## Data
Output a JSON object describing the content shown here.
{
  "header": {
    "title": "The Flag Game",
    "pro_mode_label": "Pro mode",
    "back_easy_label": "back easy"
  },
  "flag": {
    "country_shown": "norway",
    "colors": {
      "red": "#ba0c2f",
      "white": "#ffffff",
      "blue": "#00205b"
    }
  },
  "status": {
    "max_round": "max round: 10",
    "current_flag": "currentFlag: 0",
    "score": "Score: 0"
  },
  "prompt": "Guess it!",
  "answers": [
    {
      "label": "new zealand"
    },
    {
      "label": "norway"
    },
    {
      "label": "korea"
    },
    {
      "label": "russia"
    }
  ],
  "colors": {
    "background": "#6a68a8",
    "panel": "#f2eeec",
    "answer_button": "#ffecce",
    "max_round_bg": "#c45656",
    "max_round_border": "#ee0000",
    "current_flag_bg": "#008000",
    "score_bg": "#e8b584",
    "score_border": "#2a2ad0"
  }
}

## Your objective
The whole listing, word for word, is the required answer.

## Exercise result
Output a JSON object describing the content shown here.
{
  "header": {
    "title": "The Flag Game",
    "pro_mode_label": "Pro mode",
    "back_easy_label": "back easy"
  },
  "flag": {
    "country_shown": "norway",
    "colors": {
      "red": "#ba0c2f",
      "white": "#ffffff",
      "blue": "#00205b"
    }
  },
  "status": {
    "max_round": "max round: 10",
    "current_flag": "currentFlag: 0",
    "score": "Score: 0"
  },
  "prompt": "Guess it!",
  "answers": [
    {
      "label": "new zealand"
    },
    {
      "label": "norway"
    },
    {
      "label": "korea"
    },
    {
      "label": "russia"
    }
  ],
  "colors": {
    "background": "#6a68a8",
    "panel": "#f2eeec",
    "answer_button": "#ffecce",
    "max_round_bg": "#c45656",
    "max_round_border": "#ee0000",
    "current_flag_bg": "#008000",
    "score_bg": "#e8b584",
    "score_border": "#2a2ad0"
  }
}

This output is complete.